■ Work to be completed ■
Omit the pictures. Print each entry below exactly.

■ Dataset rows describing interfaces ■
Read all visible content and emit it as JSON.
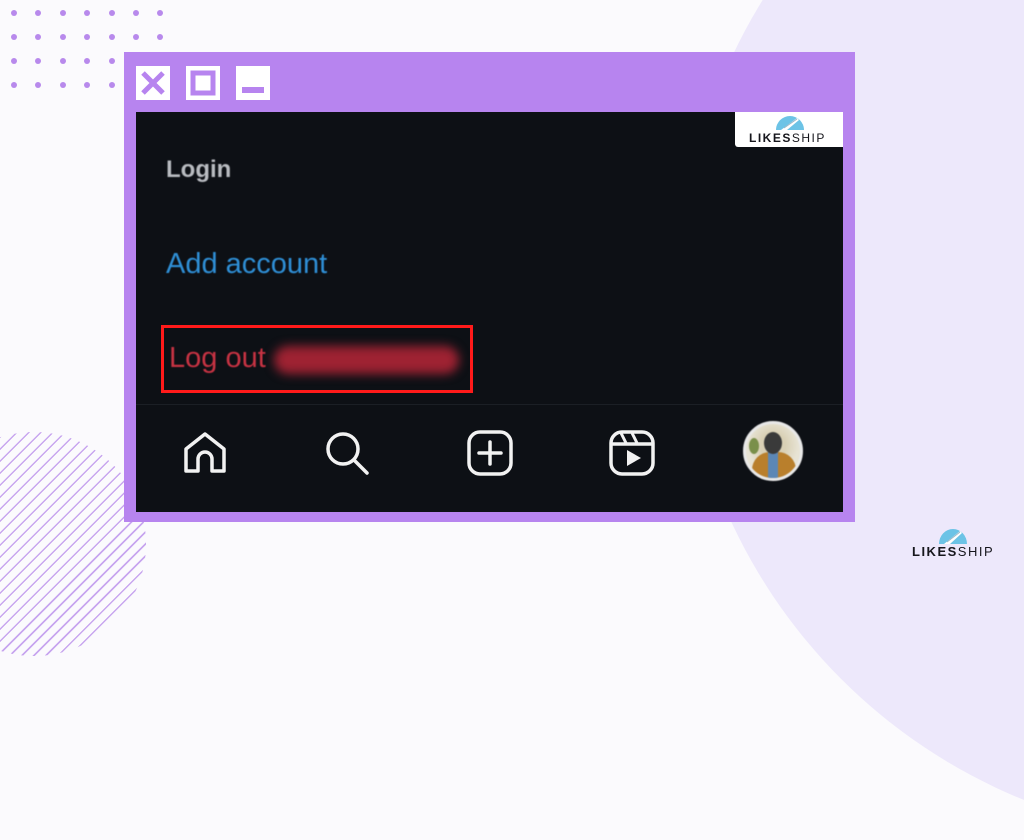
{
  "window": {
    "controls": [
      {
        "name": "close",
        "icon": "close-icon"
      },
      {
        "name": "maximize",
        "icon": "maximize-icon"
      },
      {
        "name": "minimize",
        "icon": "minimize-icon"
      }
    ],
    "frame_color": "#b784ef"
  },
  "watermark": {
    "brand_bold": "LIKES",
    "brand_thin": "SHIP",
    "icon": "ship-logo-icon"
  },
  "menu": {
    "items": [
      {
        "label": "Login",
        "color": "#b9bcc1"
      },
      {
        "label": "Add account",
        "color": "#2f8fd6"
      },
      {
        "label": "Log out",
        "color": "#c73343",
        "highlighted": true,
        "username": "(blurred)"
      }
    ],
    "highlight_color": "#ff1a1a"
  },
  "bottom_nav": {
    "items": [
      {
        "name": "home",
        "icon": "home-icon"
      },
      {
        "name": "search",
        "icon": "search-icon"
      },
      {
        "name": "create",
        "icon": "plus-square-icon"
      },
      {
        "name": "reels",
        "icon": "reels-icon"
      },
      {
        "name": "profile",
        "icon": "avatar"
      }
    ]
  },
  "corner_brand": {
    "brand_bold": "LIKES",
    "brand_thin": "SHIP"
  }
}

■ Response area ■
Read all visible content and emit it as JSON.
{
  "window": {
    "controls": [
      {
        "name": "close",
        "icon": "close-icon"
      },
      {
        "name": "maximize",
        "icon": "maximize-icon"
      },
      {
        "name": "minimize",
        "icon": "minimize-icon"
      }
    ],
    "frame_color": "#b784ef"
  },
  "watermark": {
    "brand_bold": "LIKES",
    "brand_thin": "SHIP",
    "icon": "ship-logo-icon"
  },
  "menu": {
    "items": [
      {
        "label": "Login",
        "color": "#b9bcc1"
      },
      {
        "label": "Add account",
        "color": "#2f8fd6"
      },
      {
        "label": "Log out",
        "color": "#c73343",
        "highlighted": true,
        "username": "(blurred)"
      }
    ],
    "highlight_color": "#ff1a1a"
  },
  "bottom_nav": {
    "items": [
      {
        "name": "home",
        "icon": "home-icon"
      },
      {
        "name": "search",
        "icon": "search-icon"
      },
      {
        "name": "create",
        "icon": "plus-square-icon"
      },
      {
        "name": "reels",
        "icon": "reels-icon"
      },
      {
        "name": "profile",
        "icon": "avatar"
      }
    ]
  },
  "corner_brand": {
    "brand_bold": "LIKES",
    "brand_thin": "SHIP"
  }
}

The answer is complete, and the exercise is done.